‘Ha ha,’ she said, and looked me in the eye.
And then she laughed too, like a tense moment breaking, and deliberately took another cigarette from her pack on the table. She put it to her lips, leaned close and waited for me to light it for her, and I was left to wonder if now she was the one joking, or if my fool-proof plan had just backfired.
She told me she had a formal in a few weeks (equivalent to a prom, Americans), and she’d love to go with me, but she’d already agreed to take her host family’s brother, and she couldn’t back out. I, of course, swallowed my disappointment and lied that I understood.
We talked about sex, we talked about France. We talked about the sex she’d had in France. She quizzed me about what my favourite things to do in bed were.
To this day, I feel reasonably justified in thinking there was something going on.
And then one evening, in that quiet time between afternoon and twilight, as we waited for her Parisian friend to arrive for a rare pre-arranged coffee, she turned to me and said ‘Ey, look… what are your feelings for me?’
‘Huh?’ I asked, blinking and blindsided by the raw honesty of the question after so much time skirting the issue of how much time we were spending together.
‘Because, you know… I ‘ave a boyfriend in France. And I really love ‘im.’
‘Oh!’ I said. ‘Yeah. Of course. No, no, we’re friends. I mean, I think you’re cool, and all. But yeah. Friends.’
And in the depths of my brain, something took a deep breath and screamed ‘FUUUUUUUUUUUUUUUUUUUUU-‘
Laura’s friend turned up, annoyed at some problem with her host family. She didn’t order, just sat and smoked, tensely, ripping one cigarette after another from the pack on the table and lighting up, wrapping herself in circles of smoke like armour against further irritations.
It was obvious things had become awkward with the introduction of this third party, so Laura and I said we’d walk the other girl home and call it a night. The two of them chattered back and forth in French as we walked the ten minutes back from the cafe, and at one point the other girl stopped and took a sidelong glance at me before turning to Laura and saying something that sounded vaguely hostile, and at the same time, vaguely concerned.
We walked the friend to her door and started the short journey back to the cafe and the train station. Both of us were quiet, lost in our own thoughts. I was trying to think of a loophole to salvation – surely there was some sentence, some perfect combination of words I could put together that would make her say ‘Boyfriend? Oh, you misunderstood! I said pet turtle. Yeah, you and me should totally have sex. Wild, French sex.’
Dusk was falling, and with it, a light rain. The breeze picked up, and above us, tree branches moved gently. Streetlights were flickering on, and it was a perfect romantic moment; one of the few I feel everyone is owed throughout the course of their life. Laura stopped walking, put her hand on my arm to catch my step, and faced me.
‘OK,’ she said. ‘Tell me. ‘Ow do you feel?’
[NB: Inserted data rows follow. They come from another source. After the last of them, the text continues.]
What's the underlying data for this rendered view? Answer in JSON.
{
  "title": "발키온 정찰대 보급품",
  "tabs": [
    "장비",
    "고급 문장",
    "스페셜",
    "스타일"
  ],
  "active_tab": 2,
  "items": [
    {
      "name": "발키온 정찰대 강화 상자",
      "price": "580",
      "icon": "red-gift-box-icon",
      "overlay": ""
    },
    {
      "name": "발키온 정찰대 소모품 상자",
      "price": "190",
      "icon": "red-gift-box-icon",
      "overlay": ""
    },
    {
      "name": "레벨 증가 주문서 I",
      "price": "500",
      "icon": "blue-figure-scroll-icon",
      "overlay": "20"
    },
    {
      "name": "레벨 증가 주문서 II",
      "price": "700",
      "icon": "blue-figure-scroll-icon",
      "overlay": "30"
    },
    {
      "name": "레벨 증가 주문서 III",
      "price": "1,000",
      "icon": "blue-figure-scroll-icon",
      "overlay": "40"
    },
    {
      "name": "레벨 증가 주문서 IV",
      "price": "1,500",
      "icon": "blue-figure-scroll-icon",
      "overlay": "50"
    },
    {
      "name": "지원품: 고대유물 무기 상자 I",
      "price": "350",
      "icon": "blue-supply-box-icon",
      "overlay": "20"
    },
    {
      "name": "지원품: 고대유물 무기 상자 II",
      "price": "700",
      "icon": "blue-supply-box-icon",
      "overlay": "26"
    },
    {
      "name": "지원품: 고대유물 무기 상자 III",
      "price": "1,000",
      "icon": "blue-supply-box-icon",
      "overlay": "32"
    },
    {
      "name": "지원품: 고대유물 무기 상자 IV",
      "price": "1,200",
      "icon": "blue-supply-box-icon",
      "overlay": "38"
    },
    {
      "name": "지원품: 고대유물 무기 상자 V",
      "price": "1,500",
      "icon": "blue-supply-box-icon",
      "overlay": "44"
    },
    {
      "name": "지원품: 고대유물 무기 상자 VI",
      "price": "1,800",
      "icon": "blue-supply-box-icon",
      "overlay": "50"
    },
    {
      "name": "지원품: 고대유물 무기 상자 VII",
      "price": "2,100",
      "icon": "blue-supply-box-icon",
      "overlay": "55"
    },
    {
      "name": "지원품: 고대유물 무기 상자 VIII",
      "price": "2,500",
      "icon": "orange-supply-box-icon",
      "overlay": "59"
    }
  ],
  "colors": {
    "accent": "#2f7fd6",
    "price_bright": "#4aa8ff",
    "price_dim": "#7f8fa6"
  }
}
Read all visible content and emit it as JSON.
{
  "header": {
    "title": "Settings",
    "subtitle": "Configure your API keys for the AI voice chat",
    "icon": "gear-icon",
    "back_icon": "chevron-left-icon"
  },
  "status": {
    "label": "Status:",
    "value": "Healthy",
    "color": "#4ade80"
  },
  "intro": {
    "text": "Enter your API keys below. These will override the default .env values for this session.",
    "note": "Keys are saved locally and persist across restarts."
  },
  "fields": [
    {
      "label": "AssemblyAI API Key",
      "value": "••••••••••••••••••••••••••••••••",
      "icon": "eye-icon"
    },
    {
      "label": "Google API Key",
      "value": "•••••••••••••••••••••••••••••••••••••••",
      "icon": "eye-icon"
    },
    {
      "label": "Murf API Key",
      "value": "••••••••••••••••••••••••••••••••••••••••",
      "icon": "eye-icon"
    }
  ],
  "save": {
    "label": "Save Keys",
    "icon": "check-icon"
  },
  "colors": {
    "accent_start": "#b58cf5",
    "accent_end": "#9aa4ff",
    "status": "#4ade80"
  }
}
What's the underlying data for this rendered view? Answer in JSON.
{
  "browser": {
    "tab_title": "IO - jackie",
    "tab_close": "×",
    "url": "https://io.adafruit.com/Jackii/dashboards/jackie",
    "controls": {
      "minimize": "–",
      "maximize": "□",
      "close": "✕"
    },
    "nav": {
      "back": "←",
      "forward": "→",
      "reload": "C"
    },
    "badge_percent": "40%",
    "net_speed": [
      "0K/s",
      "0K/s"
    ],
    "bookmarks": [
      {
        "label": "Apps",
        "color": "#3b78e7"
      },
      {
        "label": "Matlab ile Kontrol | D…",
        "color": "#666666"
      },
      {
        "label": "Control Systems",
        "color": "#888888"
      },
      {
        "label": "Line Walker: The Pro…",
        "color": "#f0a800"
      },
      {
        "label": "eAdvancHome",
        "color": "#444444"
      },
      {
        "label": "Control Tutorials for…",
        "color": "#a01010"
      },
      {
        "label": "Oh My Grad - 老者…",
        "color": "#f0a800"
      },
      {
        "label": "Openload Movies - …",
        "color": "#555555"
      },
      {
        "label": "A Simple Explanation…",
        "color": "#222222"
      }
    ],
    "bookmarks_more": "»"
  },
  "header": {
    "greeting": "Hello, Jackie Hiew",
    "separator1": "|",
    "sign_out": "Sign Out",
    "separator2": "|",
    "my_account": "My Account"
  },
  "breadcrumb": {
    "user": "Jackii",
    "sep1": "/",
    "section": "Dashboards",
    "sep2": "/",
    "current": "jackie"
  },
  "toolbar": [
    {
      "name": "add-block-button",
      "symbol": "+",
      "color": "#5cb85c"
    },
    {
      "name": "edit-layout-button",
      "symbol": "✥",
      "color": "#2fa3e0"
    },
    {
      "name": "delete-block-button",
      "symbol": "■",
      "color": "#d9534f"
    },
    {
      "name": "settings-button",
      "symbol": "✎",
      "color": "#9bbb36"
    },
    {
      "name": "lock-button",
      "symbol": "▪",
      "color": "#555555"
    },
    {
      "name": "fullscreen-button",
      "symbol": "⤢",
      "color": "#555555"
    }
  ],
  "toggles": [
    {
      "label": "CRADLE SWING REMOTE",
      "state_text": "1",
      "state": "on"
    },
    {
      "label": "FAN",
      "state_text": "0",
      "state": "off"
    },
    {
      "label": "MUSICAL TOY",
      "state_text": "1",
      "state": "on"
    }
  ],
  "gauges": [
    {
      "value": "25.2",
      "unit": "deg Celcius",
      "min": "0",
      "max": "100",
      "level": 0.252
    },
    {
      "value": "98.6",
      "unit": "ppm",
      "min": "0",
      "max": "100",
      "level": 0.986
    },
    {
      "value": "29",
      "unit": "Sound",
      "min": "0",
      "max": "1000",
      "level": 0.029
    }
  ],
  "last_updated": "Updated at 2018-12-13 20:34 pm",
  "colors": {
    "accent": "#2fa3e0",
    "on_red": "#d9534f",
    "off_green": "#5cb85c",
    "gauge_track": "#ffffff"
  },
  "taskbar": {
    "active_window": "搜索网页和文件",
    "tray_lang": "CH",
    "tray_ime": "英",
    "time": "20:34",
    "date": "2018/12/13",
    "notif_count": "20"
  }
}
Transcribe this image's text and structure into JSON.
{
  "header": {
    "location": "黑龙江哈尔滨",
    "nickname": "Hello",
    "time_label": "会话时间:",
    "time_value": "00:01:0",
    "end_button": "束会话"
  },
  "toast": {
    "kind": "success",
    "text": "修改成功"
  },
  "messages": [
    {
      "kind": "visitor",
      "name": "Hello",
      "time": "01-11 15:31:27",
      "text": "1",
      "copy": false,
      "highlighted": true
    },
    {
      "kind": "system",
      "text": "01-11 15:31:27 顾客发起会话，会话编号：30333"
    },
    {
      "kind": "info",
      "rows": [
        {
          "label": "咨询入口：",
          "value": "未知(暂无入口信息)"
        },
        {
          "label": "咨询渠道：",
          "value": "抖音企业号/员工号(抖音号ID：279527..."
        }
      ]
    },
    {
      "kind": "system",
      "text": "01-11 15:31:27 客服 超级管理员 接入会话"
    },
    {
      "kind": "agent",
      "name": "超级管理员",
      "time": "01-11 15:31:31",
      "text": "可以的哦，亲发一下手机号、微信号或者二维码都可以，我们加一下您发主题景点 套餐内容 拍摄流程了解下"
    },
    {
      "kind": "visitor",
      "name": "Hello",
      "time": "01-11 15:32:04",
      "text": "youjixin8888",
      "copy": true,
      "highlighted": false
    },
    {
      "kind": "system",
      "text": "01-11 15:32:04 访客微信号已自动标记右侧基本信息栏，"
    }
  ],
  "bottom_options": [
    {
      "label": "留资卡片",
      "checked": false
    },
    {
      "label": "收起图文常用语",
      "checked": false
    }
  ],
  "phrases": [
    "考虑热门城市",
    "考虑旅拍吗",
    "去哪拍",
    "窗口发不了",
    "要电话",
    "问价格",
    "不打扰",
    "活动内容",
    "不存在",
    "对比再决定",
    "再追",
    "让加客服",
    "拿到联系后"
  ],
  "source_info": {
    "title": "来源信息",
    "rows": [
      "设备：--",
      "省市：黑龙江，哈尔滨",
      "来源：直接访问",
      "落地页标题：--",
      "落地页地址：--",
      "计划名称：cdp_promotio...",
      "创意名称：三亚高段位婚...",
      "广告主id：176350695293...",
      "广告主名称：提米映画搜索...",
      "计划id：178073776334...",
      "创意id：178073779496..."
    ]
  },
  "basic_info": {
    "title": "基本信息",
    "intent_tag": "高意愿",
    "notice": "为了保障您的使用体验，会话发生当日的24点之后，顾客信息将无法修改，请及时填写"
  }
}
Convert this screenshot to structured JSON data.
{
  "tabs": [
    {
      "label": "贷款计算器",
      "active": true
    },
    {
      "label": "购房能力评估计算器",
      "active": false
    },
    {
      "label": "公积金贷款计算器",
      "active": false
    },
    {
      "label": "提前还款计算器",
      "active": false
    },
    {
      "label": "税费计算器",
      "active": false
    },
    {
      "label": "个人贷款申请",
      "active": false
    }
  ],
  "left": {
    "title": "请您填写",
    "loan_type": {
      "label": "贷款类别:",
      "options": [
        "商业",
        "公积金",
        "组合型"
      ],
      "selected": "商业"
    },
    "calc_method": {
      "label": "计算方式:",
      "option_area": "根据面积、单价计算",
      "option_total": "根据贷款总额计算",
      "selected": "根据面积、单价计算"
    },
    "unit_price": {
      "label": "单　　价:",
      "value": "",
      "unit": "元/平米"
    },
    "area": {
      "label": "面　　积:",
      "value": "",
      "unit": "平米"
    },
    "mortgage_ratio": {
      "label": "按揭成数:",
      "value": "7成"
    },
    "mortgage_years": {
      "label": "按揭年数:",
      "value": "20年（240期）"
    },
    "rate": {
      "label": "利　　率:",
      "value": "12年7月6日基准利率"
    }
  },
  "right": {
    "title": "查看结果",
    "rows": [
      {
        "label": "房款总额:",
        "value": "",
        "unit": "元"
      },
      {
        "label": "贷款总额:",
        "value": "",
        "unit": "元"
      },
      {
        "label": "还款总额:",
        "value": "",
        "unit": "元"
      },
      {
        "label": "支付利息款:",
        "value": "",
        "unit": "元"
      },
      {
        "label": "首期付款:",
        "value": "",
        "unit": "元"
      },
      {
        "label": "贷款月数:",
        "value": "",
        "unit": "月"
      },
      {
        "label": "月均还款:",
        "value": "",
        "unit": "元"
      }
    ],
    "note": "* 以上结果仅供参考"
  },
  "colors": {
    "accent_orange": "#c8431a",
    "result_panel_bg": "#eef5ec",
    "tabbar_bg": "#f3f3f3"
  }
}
At this point, it was like God himself reached down from the sky, flipped open the back of my skull, and poured ten quarts of distilled stupid straight into my medulla oblongata.
‘I’m kinda cold, actually,’ I said.
‘Oh…’ she said. ‘And… zat is all?’
‘Uh huh,’ I said. ‘Yup.’
And I walked her to the train station, and away.
¹ and it was far, far more than I deserved
² I use this term loosely